→ **Task prompt**
Look below. Copy each line that has "title" in it.

→ **Information**
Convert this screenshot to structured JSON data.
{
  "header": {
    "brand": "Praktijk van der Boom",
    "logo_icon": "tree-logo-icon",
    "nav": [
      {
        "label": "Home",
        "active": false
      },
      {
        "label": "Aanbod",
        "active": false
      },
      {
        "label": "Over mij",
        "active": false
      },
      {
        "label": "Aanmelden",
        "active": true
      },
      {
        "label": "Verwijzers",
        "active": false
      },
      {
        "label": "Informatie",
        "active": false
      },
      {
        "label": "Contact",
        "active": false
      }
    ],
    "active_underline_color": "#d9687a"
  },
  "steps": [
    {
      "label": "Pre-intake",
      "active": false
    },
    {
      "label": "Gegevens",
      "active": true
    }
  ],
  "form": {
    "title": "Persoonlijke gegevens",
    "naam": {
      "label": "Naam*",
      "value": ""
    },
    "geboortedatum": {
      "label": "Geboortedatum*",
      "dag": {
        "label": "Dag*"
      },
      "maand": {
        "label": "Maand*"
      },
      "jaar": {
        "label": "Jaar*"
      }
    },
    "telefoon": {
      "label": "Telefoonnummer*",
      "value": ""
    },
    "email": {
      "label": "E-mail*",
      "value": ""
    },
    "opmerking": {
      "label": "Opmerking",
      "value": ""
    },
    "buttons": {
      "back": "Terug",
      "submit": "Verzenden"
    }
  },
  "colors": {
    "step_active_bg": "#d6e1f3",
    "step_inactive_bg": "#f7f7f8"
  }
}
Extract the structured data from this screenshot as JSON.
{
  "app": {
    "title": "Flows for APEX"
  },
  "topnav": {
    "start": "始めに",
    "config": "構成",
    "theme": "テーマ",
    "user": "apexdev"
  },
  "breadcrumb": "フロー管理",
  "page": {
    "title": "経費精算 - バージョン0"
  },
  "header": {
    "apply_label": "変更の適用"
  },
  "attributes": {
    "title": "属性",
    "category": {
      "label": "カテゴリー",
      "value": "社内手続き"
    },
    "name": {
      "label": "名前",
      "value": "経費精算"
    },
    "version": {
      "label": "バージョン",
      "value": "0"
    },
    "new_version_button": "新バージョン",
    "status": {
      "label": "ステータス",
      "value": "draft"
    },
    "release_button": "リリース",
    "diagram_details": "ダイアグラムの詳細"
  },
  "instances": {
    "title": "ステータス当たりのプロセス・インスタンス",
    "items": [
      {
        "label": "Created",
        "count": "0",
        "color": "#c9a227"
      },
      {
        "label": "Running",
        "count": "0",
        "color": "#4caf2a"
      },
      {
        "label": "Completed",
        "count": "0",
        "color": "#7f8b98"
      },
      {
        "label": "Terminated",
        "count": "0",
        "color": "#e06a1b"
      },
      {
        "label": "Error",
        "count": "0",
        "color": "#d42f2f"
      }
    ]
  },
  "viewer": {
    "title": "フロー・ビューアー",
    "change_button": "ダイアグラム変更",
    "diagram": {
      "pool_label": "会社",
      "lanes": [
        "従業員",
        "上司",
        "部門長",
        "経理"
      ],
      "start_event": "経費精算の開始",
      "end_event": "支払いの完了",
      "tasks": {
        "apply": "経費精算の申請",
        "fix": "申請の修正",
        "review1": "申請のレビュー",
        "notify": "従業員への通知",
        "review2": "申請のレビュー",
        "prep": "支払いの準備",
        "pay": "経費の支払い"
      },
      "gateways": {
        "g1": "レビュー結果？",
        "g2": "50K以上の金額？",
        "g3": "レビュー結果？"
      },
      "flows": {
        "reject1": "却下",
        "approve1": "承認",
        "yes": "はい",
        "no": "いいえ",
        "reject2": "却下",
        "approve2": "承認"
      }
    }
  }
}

→ **Exercise response**
    "title": "Persoonlijke gegevens",
    "title": "Flows for APEX"
    "title": "経費精算 - バージョン0"
    "title": "属性",
    "title": "ステータス当たりのプロセス・インスタンス",
    "title": "フロー・ビューアー",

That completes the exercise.